Services such as search, routing, and estimated time of arrival (ETA) prediction rely on accurate map data to provide a safe, convenient, and efficient experience for riders, driver and delivery partners.
By Apurva Dalal
Remember maps? No, not digital maps. Maps as they used to be; from parchment paper to Lonely Planet and from handmade drawings to those from the surveyor general’s office. Remember getting lost while following what you thought was the right route? Remember stopping midway and having team huddles to figure out that puzzle you called a map? If you get a touch of oneness whenever you hear the word ‘millennial’ thrown at a gathering, it’s likely that you didn’t live through those times. Those were times too.
Talking about the journey, it has been two-and-a-half decades since the global positioning system (GPS) was made operational at scale. GPS receiver technology also started becoming mainstream in phones soon after. Digital maps have evolved tremendously in this period—going from only geospatial information to sophisticated data visualisation on handheld devices.
Ensuring the map data is accurate in real-time is a rather difficult technological problem for engineers. For us at Uber, keeping maps data accurate and current is fundamental to our service offering. Services such as search, routing, and estimated time of arrival (ETA) prediction rely on accurate map data to provide a safe, convenient, and efficient experience for riders, driver and delivery partners. Given maps are continuously changing, we have technology and operations teams that work round the clock to keep them updated.
Algorithms at work
The seemingly difficult task of updating maps has been simplified by the use of various algorithms. These algorithms consider factors such as predicted routes by our systems, actual routes taken by drivers, traffic GPS traces, and underlying maps data to identify a potential correction. An algorithm often helps visualise the disparity between a suggested route and the actual route that a driver partner took indicating potential map data errors. There are three types of technical issues related to maps that we’re striving to solve to make travel more seamless.
Identifying as many problems as possible (Scale)
At any given point, there are many new roads getting thrown open and multiple new roadblocks being placed across hundreds of cities around the world. We need to detect, fix and integrate these corrections in the maps data so that the route guidance including ETAs/fares/navigation get updated in near real time across the globe.

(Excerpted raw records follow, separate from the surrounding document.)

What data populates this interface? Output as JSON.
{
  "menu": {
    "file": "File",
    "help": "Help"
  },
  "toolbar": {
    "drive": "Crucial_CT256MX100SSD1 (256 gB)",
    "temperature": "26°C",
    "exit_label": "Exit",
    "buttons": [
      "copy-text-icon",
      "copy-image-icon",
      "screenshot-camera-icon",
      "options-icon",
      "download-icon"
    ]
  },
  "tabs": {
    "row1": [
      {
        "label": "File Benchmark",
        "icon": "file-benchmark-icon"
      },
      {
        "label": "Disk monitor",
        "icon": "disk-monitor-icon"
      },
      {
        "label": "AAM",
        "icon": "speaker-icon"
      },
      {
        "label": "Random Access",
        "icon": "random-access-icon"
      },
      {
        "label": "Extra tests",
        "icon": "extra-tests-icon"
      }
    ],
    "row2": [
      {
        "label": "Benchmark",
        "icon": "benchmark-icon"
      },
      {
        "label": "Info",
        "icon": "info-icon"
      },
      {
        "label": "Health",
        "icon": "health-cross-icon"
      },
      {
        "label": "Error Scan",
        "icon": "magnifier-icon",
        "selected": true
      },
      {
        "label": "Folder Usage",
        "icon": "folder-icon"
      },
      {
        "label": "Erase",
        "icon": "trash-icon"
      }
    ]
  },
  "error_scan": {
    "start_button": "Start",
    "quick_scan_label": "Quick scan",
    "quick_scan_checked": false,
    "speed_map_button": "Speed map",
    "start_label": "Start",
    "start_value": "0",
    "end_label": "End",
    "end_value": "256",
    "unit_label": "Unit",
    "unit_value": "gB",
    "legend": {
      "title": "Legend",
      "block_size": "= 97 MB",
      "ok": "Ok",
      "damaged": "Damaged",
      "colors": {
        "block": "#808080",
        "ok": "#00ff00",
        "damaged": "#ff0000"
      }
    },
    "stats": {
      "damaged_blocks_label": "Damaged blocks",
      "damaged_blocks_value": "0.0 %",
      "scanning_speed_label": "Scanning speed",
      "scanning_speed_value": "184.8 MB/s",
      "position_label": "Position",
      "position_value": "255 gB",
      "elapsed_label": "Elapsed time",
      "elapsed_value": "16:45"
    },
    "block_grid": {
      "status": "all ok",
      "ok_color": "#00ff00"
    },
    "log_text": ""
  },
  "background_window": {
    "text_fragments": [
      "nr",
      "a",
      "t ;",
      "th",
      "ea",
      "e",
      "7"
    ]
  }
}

Identifying problems as accurately as possible (Accuracy)
At times a driver took an alternate route and not the suggested route on the map. The driver could have done it because he was aware that the suggested route was closed or because he thought that he knew a faster route. The first case was a genuine problem where you needed map data correction. The second one was a false problem. There was no data correction needed in the second scenario. It is here that it is important to be accurate with problem identification.
Identifying problems as fast as possible (Speed)

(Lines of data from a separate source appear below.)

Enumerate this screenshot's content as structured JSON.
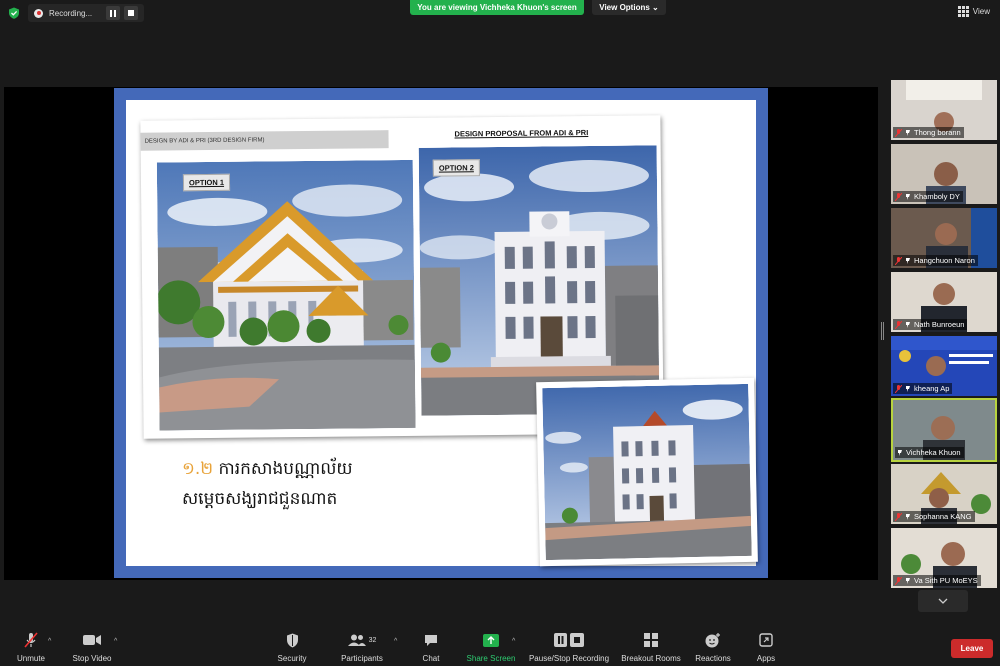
{
  "top": {
    "recording_label": "Recording...",
    "viewing_banner": "You are viewing Vichheka Khuon's screen",
    "view_options": "View Options",
    "view_label": "View",
    "colors": {
      "viewing_banner_bg": "#23b14d",
      "leave_bg": "#cc2b2b"
    }
  },
  "slide": {
    "header_left": "DESIGN  BY  ADI & PRI  (3RD DESIGN FIRM)",
    "proposal_title": "DESIGN PROPOSAL FROM ADI & PRI",
    "option1": "OPTION 1",
    "option2": "OPTION 2",
    "khmer_number": "១.២",
    "khmer_line1": "ការកសាងបណ្ណាល័យ",
    "khmer_line2": "សម្តេចសង្ឃរាជជួនណាត",
    "frame_color": "#4469b9"
  },
  "participants": [
    {
      "name": "Thong borann",
      "muted": true,
      "active": false
    },
    {
      "name": "Khamboly DY",
      "muted": true,
      "active": false
    },
    {
      "name": "Hangchuon Naron",
      "muted": true,
      "active": false
    },
    {
      "name": "Nath Bunroeun",
      "muted": true,
      "active": false
    },
    {
      "name": "kheang Ap",
      "muted": true,
      "active": false
    },
    {
      "name": "Vichheka Khuon",
      "muted": false,
      "active": true
    },
    {
      "name": "Sophanna KANG",
      "muted": true,
      "active": false
    },
    {
      "name": "Va Sith PU MoEYS",
      "muted": true,
      "active": false
    }
  ],
  "toolbar": {
    "unmute": "Unmute",
    "stop_video": "Stop Video",
    "security": "Security",
    "participants": "Participants",
    "participants_count": "32",
    "chat": "Chat",
    "share_screen": "Share Screen",
    "pause_stop_recording": "Pause/Stop Recording",
    "breakout_rooms": "Breakout Rooms",
    "reactions": "Reactions",
    "apps": "Apps",
    "leave": "Leave"
  }
}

One-time data correction is not really a fix for map. You update one roadblock-related data to the map and within minutes a new roadblock is likely to be placed somewhere in the world. What is needed is to make sure that these changes reflect back in our maps as soon as possible so as to not compromise the user experience. Doing it fast per city/region is one thing but to do it fast across hundreds of cities, thousands of localities and millions of roads/junctions is a different ball game.

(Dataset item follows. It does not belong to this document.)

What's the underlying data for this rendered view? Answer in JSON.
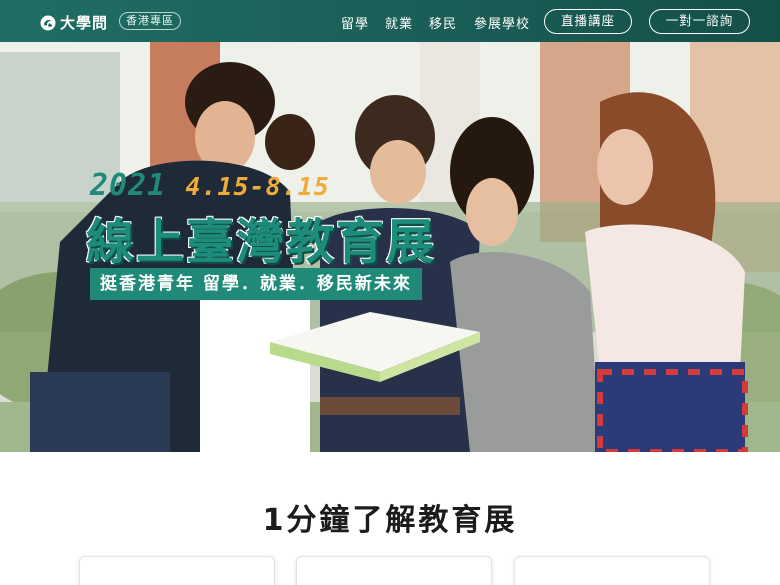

While we have been consistently improving the maps error detection algorithms, we have more to do when it comes to auto correcting these issues with high accuracy. Our zeal to keep maps accurate all the time for the world is also imperative to the vision of self-driving vehicles.
The writer is engineering director and site lead, Uber